- [Work to be completed]:
Write the data out again exactly and in full.

(Given data)

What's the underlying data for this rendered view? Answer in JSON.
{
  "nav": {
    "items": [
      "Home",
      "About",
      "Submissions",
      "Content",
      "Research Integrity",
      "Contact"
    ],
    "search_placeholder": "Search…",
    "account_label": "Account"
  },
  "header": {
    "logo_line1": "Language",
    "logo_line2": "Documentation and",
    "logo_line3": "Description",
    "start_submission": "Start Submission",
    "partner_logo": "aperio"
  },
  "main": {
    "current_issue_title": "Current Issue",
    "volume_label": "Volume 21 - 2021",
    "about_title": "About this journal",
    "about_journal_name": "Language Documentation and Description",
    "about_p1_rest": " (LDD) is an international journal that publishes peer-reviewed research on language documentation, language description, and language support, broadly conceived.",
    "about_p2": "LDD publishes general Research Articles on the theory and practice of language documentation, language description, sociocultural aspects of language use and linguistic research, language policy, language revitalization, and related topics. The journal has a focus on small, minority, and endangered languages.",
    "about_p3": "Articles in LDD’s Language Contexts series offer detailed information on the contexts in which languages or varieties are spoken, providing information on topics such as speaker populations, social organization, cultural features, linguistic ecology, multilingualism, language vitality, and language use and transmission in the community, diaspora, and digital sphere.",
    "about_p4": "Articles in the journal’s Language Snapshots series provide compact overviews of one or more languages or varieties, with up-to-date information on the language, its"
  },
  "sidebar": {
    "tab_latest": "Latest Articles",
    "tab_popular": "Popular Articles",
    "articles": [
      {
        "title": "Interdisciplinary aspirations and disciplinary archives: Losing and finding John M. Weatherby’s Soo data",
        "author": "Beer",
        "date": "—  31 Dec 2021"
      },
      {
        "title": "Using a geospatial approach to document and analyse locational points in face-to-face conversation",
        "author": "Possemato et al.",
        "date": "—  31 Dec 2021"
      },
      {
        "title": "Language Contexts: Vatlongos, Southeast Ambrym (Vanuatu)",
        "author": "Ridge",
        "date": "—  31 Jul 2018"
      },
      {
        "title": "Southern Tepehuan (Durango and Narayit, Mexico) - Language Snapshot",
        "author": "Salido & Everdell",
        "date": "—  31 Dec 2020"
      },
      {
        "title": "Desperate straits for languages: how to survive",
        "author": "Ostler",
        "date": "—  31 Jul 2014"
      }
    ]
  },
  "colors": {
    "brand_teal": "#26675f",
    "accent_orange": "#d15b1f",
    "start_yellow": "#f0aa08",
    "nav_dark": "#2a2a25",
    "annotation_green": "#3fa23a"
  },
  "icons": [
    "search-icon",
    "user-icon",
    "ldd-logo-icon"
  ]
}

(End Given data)

- [Expected answer]:
What's the underlying data for this rendered view? Answer in JSON.
{
  "nav": {
    "items": [
      "Home",
      "About",
      "Submissions",
      "Content",
      "Research Integrity",
      "Contact"
    ],
    "search_placeholder": "Search…",
    "account_label": "Account"
  },
  "header": {
    "logo_line1": "Language",
    "logo_line2": "Documentation and",
    "logo_line3": "Description",
    "start_submission": "Start Submission",
    "partner_logo": "aperio"
  },
  "main": {
    "current_issue_title": "Current Issue",
    "volume_label": "Volume 21 - 2021",
    "about_title": "About this journal",
    "about_journal_name": "Language Documentation and Description",
    "about_p1_rest": " (LDD) is an international journal that publishes peer-reviewed research on language documentation, language description, and language support, broadly conceived.",
    "about_p2": "LDD publishes general Research Articles on the theory and practice of language documentation, language description, sociocultural aspects of language use and linguistic research, language policy, language revitalization, and related topics. The journal has a focus on small, minority, and endangered languages.",
    "about_p3": "Articles in LDD’s Language Contexts series offer detailed information on the contexts in which languages or varieties are spoken, providing information on topics such as speaker populations, social organization, cultural features, linguistic ecology, multilingualism, language vitality, and language use and transmission in the community, diaspora, and digital sphere.",
    "about_p4": "Articles in the journal’s Language Snapshots series provide compact overviews of one or more languages or varieties, with up-to-date information on the language, its"
  },
  "sidebar": {
    "tab_latest": "Latest Articles",
    "tab_popular": "Popular Articles",
    "articles": [
      {
        "title": "Interdisciplinary aspirations and disciplinary archives: Losing and finding John M. Weatherby’s Soo data",
        "author": "Beer",
        "date": "—  31 Dec 2021"
      },
      {
        "title": "Using a geospatial approach to document and analyse locational points in face-to-face conversation",
        "author": "Possemato et al.",
        "date": "—  31 Dec 2021"
      },
      {
        "title": "Language Contexts: Vatlongos, Southeast Ambrym (Vanuatu)",
        "author": "Ridge",
        "date": "—  31 Jul 2018"
      },
      {
        "title": "Southern Tepehuan (Durango and Narayit, Mexico) - Language Snapshot",
        "author": "Salido & Everdell",
        "date": "—  31 Dec 2020"
      },
      {
        "title": "Desperate straits for languages: how to survive",
        "author": "Ostler",
        "date": "—  31 Jul 2014"
      }
    ]
  },
  "colors": {
    "brand_teal": "#26675f",
    "accent_orange": "#d15b1f",
    "start_yellow": "#f0aa08",
    "nav_dark": "#2a2a25",
    "annotation_green": "#3fa23a"
  },
  "icons": [
    "search-icon",
    "user-icon",
    "ldd-logo-icon"
  ]
}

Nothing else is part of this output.